Two items are frequently missed when designing a bathroom. 1. A medicine cabinet for additional storage – preferred off to the side as not to become the main mirror, and 2. Lighting. While overhead lighting is great to illuminate the space, a light source from the front is preferred for make-up, shaving and other uses involving your face; a combination of both is my favorite.



Water and wastewater (WWW) treatment – a look at the energy used for water in the US

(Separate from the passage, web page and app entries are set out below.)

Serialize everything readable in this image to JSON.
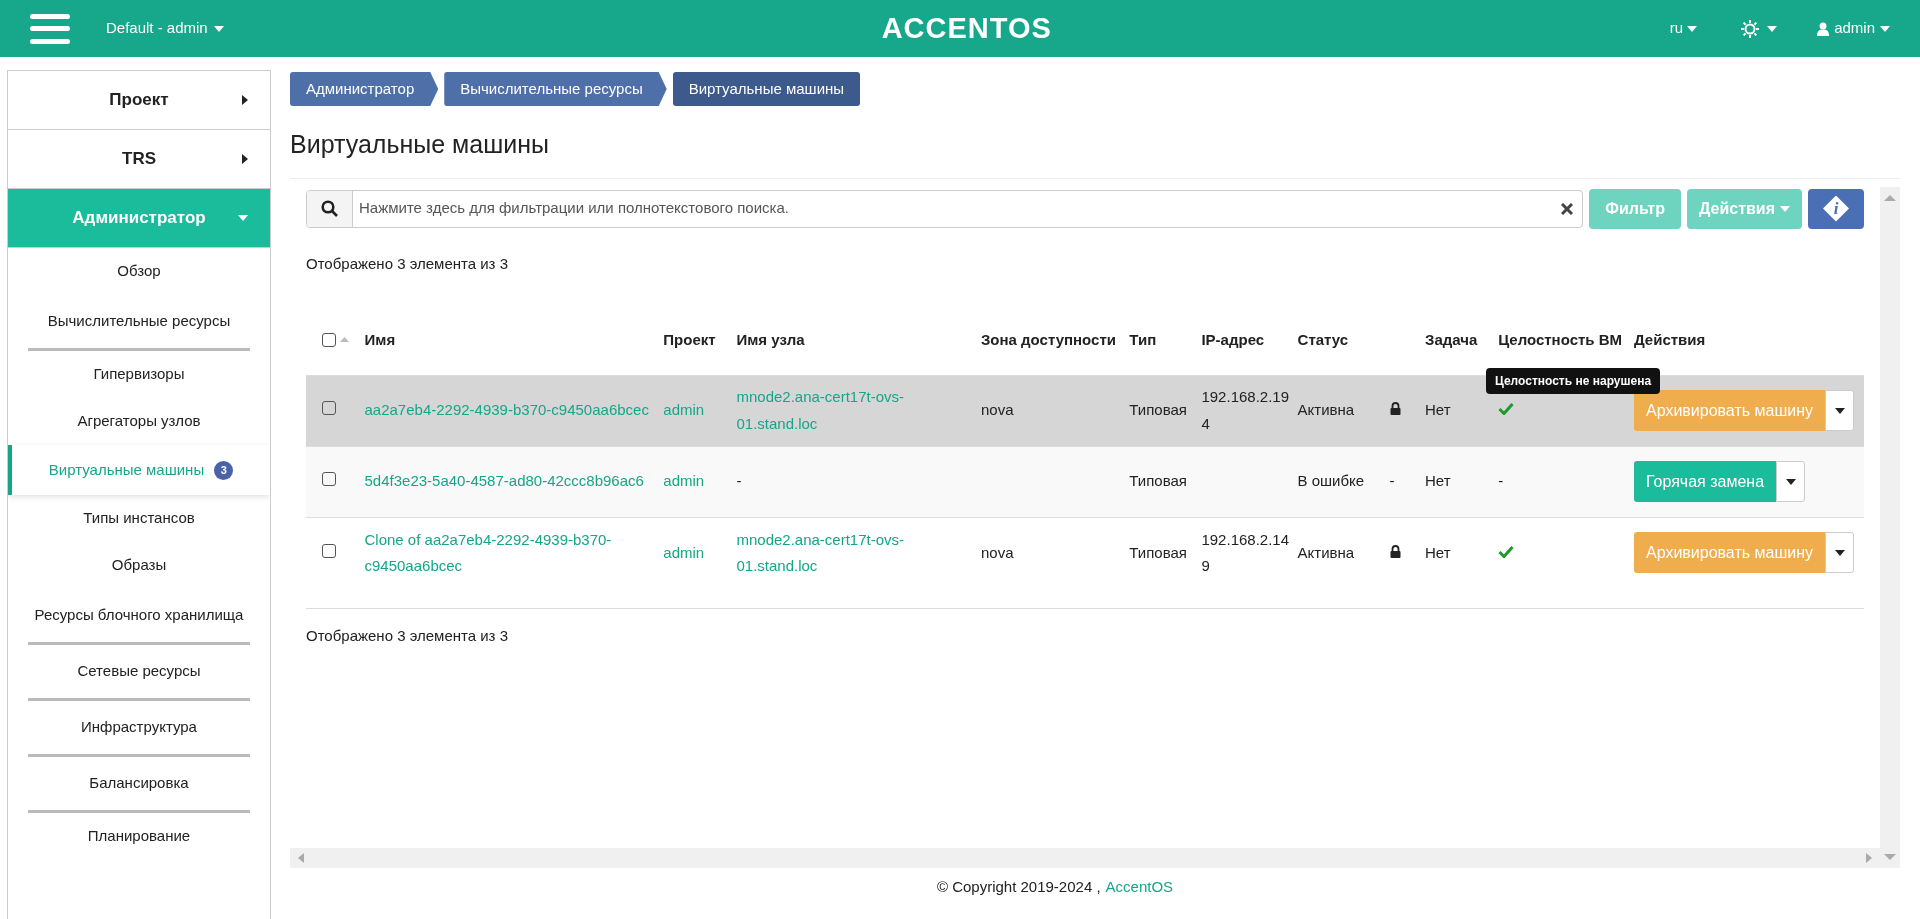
{
  "header": {
    "project_menu": "Default - admin",
    "logo": "ACCENTOS",
    "language": "ru",
    "user": "admin"
  },
  "sidebar": [
    {
      "label": "Проект",
      "expanded": false
    },
    {
      "label": "TRS",
      "expanded": false
    },
    {
      "label": "Администратор",
      "expanded": true,
      "children": [
        {
          "kind": "link",
          "label": "Обзор",
          "selected": false
        },
        {
          "kind": "group",
          "label": "Вычислительные ресурсы",
          "children": [
            {
              "kind": "link",
              "label": "Гипервизоры",
              "selected": false
            },
            {
              "kind": "link",
              "label": "Агрегаторы узлов",
              "selected": false
            },
            {
              "kind": "link",
              "label": "Виртуальные машины",
              "selected": true,
              "badge": "3"
            },
            {
              "kind": "link",
              "label": "Типы инстансов",
              "selected": false
            },
            {
              "kind": "link",
              "label": "Образы",
              "selected": false
            }
          ]
        },
        {
          "kind": "group",
          "label": "Ресурсы блочного хранилища"
        },
        {
          "kind": "group",
          "label": "Сетевые ресурсы"
        },
        {
          "kind": "group",
          "label": "Инфраструктура"
        },
        {
          "kind": "group",
          "label": "Балансировка"
        },
        {
          "kind": "link",
          "label": "Планирование",
          "selected": false
        }
      ]
    }
  ],
  "breadcrumb": [
    "Администратор",
    "Вычислительные ресурсы",
    "Виртуальные машины"
  ],
  "page_title": "Виртуальные машины",
  "search": {
    "placeholder": "Нажмите здесь для фильтрации или полнотекстового поиска."
  },
  "toolbar": {
    "filter": "Фильтр",
    "actions": "Действия",
    "info": "i"
  },
  "count_top": "Отображено 3 элемента из 3",
  "table": {
    "columns": [
      "Имя",
      "Проект",
      "Имя узла",
      "Зона доступности",
      "Тип",
      "IP-адрес",
      "Статус",
      "",
      "Задача",
      "Целостность ВМ",
      "Действия"
    ],
    "all_checked": false,
    "rows": [
      {
        "selected": true,
        "checked": false,
        "name": "aa2a7eb4-2292-4939-b370-c9450aa6bcec",
        "project": "admin",
        "host": "mnode2.ana-cert17t-ovs-01.stand.loc",
        "zone": "nova",
        "type": "Типовая",
        "ip": "192.168.2.194",
        "status": "Активна",
        "locked": true,
        "task": "Нет",
        "intact": true,
        "tooltip": "Целостность не нарушена",
        "action": {
          "kind": "archive",
          "label": "Архивировать машину"
        }
      },
      {
        "selected": false,
        "checked": false,
        "name": "5d4f3e23-5a40-4587-ad80-42ccc8b96ac6",
        "project": "admin",
        "host": "-",
        "zone": "",
        "type": "Типовая",
        "ip": "",
        "status": "В ошибке",
        "locked": false,
        "lock_text": "-",
        "task": "Нет",
        "intact": false,
        "integrity_text": "-",
        "action": {
          "kind": "hotswap",
          "label": "Горячая замена"
        }
      },
      {
        "selected": false,
        "checked": false,
        "name": "Clone of aa2a7eb4-2292-4939-b370-c9450aa6bcec",
        "project": "admin",
        "host": "mnode2.ana-cert17t-ovs-01.stand.loc",
        "zone": "nova",
        "type": "Типовая",
        "ip": "192.168.2.149",
        "status": "Активна",
        "locked": true,
        "task": "Нет",
        "intact": true,
        "action": {
          "kind": "archive",
          "label": "Архивировать машину"
        }
      }
    ]
  },
  "count_bottom": "Отображено 3 элемента из 3",
  "footer": {
    "copyright": "© Copyright 2019-2024 ,",
    "link": "AccentOS"
  }
}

While water and wastewater (WWW) treatment accounts for a surprising 5% of total U.S. electric power generation, topographically-variable WWW conveyance account for a more surprising 15% of the same total [Pod06; Coh04]. In addition, while wastewater contains energy in dilute form, current goals for recovering such energy represent only 0.02% of the total generation, through the use of microbial fuel cells of the future [Log04]. If, on the other hand, WWW were decentralized, up to 15% of total U.S. electric power production could be saved.

 

While centralization of WWW treatment was implemented to concentrate resources and ensure water quality, today many monitoring, quality control, and operation and maintenance (O&M) functions can be decentralized electronically. Imagine, if each building of the future contains a direct potable reuse system, then maintenance personnel, rather than driving to a central facility daily, would be dispatched electronically to neighborhoods for routine annual maintenance. Moreover, decentralization would increase the accountability of neighborhood residents in terms of responsible use of water, personal care products, and household chemicals.

 

Beyond energy savings, autonomous net-zero water (ANZW) buildings would not need to treat for most pesticides (US, 5 billion lbs/y) and industrial chemicals (US, 6 billion lbs/y), representing a total mass loading of 2 mg/L on U.S. surface and groundwater runoff. Treatment instead would focus on effective destruction of endocrine disrupting compounds (EDCs) such as pharmaceuticals, which cannot be as easily regulated in terms of environmental half-life as pesticides and other chemicals, by advanced oxidation. This latter advantage would address the current 6% feminization of male fish across all species (20%, black bass) in U.S. river basins [Hin09]. Finally, an urban demand for e.g. one million gallons of water every day in Southeast Florida would be removed from the (Everglades) natural system. Eliminated would be water rationing, and the need to treat seawater with total impurity levels two orders of magnitude higher than drinking water standards, to drinking water standards when impurities in treated wastewater e.g. in S. Florida currently meet 87 of the 93 numerical drinking water standards on average without further treatment.

 

Increased construction activity in the outlined areas over the last 10+ years. Many infill projects and zero lot line developments. Increased population growth in the target area with increased load (people) and demand (use per individual). Overall individual load has increased over X years by X gallons per day. Strain on water treatment system and infrastructure, especially close to water ways cited. Septic tanks systems that are undersized, outdated or broken, without eh owner knowledge. Purposeful (non permitted or documented) re-routing of sewage water to nearby water ways and excess burden on municipal sewer system with surface water runoff, increased rainfall intensity and more man-made diversions of water. Quantity of subsurface runoff (stormwater).

 

Estimates of water use in the United States indicate that about 410 billion gallons per day (Bgal/d) were withdrawn in 2005 for all categories summarized in this report. This total is slightly less than the estimate for 2000, and about 5 percent less than total withdrawals in the peak year of 1980. Freshwater withdrawals in 2005 were 349 Bgal/d, or 85 percent of the total freshwater and saline-water withdrawals. Fresh groundwater withdrawals of 79.6 Bgal/day in 2005 were about 5 percent less than in 2000, and fresh surface-water withdrawals of 270 Bgal/day were about the same as in 2000. Withdrawals for thermoelectric-power generation and irrigation, the two largest uses of water, have stabilized or decreased since 1980. Withdrawals for public-supply and domestic uses have increased steadily since estimates began. http://pubs.usgs.gov/circ/1344/